Object detection: The object detector used deep learning to recognize and localize specific objects in images. We use it to detect the vehicles in the video scene and recognize if the parking spaces are vacant or occupied. With Viso Suite, you can switch the entire AI framework and processing hardware which is critical to update and migrate the application in the future.
Select the AI Framework: Select the Intel OpenVINO Framework. We could also select TensorFlow or PyTorch, but OpenVINO suits best for our use case. We choose the hardware of the edge device to run the application. We use an Intel Myriad X vision processing unit (VPU) for this tutorial. The deep learning accelerator is optimized for using neural networks in vision processing tasks. We could also run our application using the CPU or GPU/iGPU, depending on the hardware configuration of the device/servers you intend to use.
Select the AI model: Next, we select the object detection model that we use to detect the cars. We pick the “OV Vehicle Detection 0201” ML model that is already optimized for edge deployments. Then, we select the classes that the machine learning model is supposed to detect. In our case, it’s the class “vehicle.”
Video output node: Configure the local endpoint that we use to preview the output video stream.
Output logic: We have to manage the output datastream of the machine learning model. Hence, we have to create an output logic to convert into a useful format to query in dashboards (for example, in the built-in Viso Dashboard builder).
We use the MQTT Output node to manage the IoT messaging of the endpoint to the Viso Timeseries Database. The database connector is already built-in. We only need to subscribe the endpoint to a topic. The data is sent from the edge to the cloud and can be visualized continually. The event-driven output data can be used in filterable real-time dashboards. Hence, Viso allows data aggregation across a high number of distributed edge endpoints.

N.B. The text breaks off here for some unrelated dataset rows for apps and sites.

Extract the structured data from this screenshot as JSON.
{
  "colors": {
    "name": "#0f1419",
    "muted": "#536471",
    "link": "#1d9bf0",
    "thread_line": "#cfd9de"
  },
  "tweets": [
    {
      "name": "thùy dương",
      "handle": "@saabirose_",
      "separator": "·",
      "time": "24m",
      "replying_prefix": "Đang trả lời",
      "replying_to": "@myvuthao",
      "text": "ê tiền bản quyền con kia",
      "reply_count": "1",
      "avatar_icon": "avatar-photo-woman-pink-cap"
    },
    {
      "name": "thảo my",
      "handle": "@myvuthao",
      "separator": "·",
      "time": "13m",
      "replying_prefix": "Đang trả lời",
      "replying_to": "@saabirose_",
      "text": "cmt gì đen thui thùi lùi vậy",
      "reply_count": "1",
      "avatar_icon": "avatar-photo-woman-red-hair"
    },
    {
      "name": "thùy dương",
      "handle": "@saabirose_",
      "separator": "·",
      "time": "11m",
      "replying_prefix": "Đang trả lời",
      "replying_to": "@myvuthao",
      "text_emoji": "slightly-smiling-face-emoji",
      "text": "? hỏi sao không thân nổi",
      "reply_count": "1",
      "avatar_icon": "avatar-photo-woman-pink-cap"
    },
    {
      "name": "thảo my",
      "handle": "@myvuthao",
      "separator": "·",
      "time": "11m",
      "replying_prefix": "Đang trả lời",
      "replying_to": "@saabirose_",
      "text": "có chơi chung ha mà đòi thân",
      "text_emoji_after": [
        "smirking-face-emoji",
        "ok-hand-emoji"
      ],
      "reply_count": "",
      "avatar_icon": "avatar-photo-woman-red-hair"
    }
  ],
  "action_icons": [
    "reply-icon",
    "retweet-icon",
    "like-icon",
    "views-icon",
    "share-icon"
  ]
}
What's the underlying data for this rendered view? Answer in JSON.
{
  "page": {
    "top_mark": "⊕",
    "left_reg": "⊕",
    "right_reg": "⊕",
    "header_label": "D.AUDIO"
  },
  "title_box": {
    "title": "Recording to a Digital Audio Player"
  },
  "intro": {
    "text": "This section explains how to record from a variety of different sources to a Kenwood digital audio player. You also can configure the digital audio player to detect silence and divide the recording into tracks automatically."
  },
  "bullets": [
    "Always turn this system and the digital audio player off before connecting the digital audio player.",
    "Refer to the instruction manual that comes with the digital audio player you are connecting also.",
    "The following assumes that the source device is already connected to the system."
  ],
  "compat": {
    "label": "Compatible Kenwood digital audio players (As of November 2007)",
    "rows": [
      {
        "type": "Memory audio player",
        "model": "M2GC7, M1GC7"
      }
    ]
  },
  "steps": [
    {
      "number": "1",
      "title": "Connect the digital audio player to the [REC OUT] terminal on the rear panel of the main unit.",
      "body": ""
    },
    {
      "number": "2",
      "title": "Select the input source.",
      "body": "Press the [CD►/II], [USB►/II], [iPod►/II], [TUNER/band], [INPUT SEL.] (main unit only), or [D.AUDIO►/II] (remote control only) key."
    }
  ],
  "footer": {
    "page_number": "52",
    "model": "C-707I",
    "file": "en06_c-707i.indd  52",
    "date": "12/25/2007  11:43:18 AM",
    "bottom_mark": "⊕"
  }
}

Deploy the Application to the Edge Device
We save the application, assign it to a deployment profile and deploy it to an enrolled edge device. The Viso Solution Manager handles the entire deployment pipeline and dependency management for you. You can modify and update applications to create new versions and roll them out to multiple devices.
Local Configuration of the Application
Before the application sends meaningful results, we need to set the region of interest. Because the parking spaces look differently per camera, we need to configure them on the local level. Access the device in Viso Suite and find the local configuration option.
Manage to the region of interest node, and you see the interface to draw the areas for the parking lots. Naming the parking spaces makes it possible to identify which parking lots are available and where they are located within the image. Save the configuration.
View the Output Video Stream
After the application is configured, you can preview the video output of the computer vision pipeline. You can access it also from the device. To access the local preview, the current device we use to access Viso Suite needs to be in the same network as the edge device.
Note that it is recommended to remove the video output node in a production setting (privacy and resource optimization). You can do so by simply removing it from the application flow.
Viso Suite allows using the latest AI hardware from Intel, which allows high-performance applications in large-scale, distributed computer vision systems. We at viso.ai partner with Intel to continuously integrate the latest processing hardware, cross-platform compatibility, and edge-cloud infrastructure – to ensure you will never hit a wall.
To get started with Viso Suite, get in touch with us. Learn how you and your team can develop and scale all your AI vision applications faster, secure, and future-proof, using the only end-to-end computer vision platform. Depending on your needs, we provide full AI vision solution consulting, image annotation, and AI requirements engineering services with our team of ML engineers and computer vision experts.
Request a personal demo with a Viso Expert, where we show you everything.